Set the listing down exactly; no pictures.

==== Records to use

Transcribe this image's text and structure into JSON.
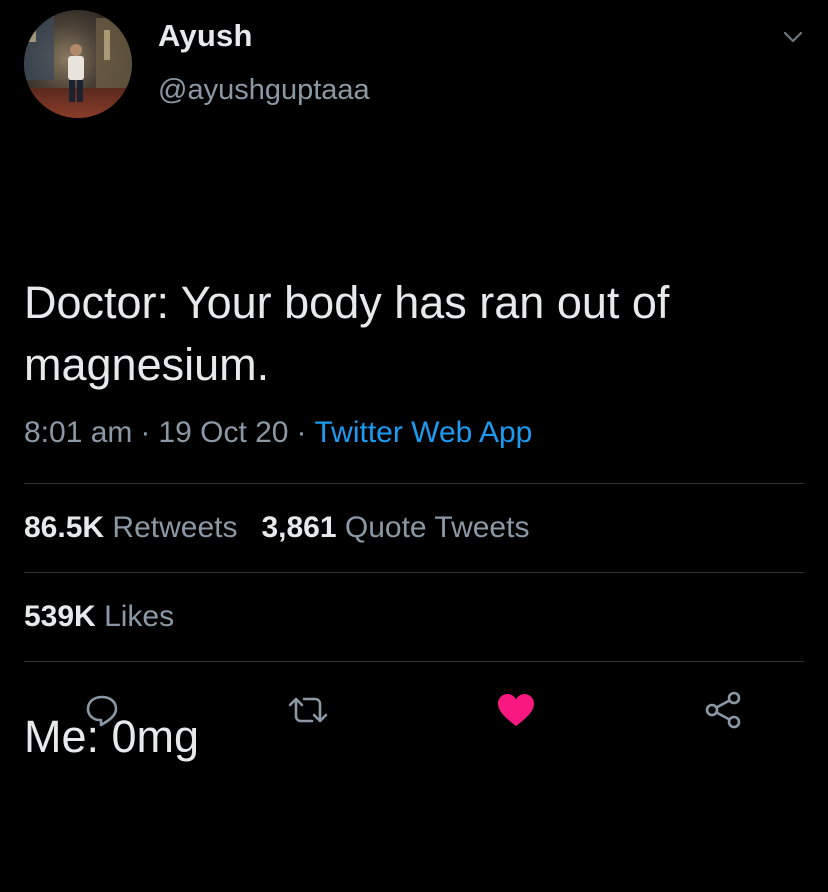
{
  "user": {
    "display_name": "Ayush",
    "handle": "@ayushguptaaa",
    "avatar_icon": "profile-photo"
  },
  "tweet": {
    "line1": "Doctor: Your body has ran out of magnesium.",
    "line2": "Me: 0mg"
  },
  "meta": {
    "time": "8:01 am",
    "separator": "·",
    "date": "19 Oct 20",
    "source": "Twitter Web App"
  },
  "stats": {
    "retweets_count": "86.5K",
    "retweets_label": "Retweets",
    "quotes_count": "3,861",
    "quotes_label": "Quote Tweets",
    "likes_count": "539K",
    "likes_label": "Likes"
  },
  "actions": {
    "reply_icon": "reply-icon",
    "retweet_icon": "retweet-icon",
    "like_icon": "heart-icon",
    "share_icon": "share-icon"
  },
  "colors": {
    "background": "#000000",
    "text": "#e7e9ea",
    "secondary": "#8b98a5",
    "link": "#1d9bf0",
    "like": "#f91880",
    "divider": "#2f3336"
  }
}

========

▶ Answer for the task:
Transcribe this image's text and structure into JSON.
{
  "user": {
    "display_name": "Ayush",
    "handle": "@ayushguptaaa",
    "avatar_icon": "profile-photo"
  },
  "tweet": {
    "line1": "Doctor: Your body has ran out of magnesium.",
    "line2": "Me: 0mg"
  },
  "meta": {
    "time": "8:01 am",
    "separator": "·",
    "date": "19 Oct 20",
    "source": "Twitter Web App"
  },
  "stats": {
    "retweets_count": "86.5K",
    "retweets_label": "Retweets",
    "quotes_count": "3,861",
    "quotes_label": "Quote Tweets",
    "likes_count": "539K",
    "likes_label": "Likes"
  },
  "actions": {
    "reply_icon": "reply-icon",
    "retweet_icon": "retweet-icon",
    "like_icon": "heart-icon",
    "share_icon": "share-icon"
  },
  "colors": {
    "background": "#000000",
    "text": "#e7e9ea",
    "secondary": "#8b98a5",
    "link": "#1d9bf0",
    "like": "#f91880",
    "divider": "#2f3336"
  }
}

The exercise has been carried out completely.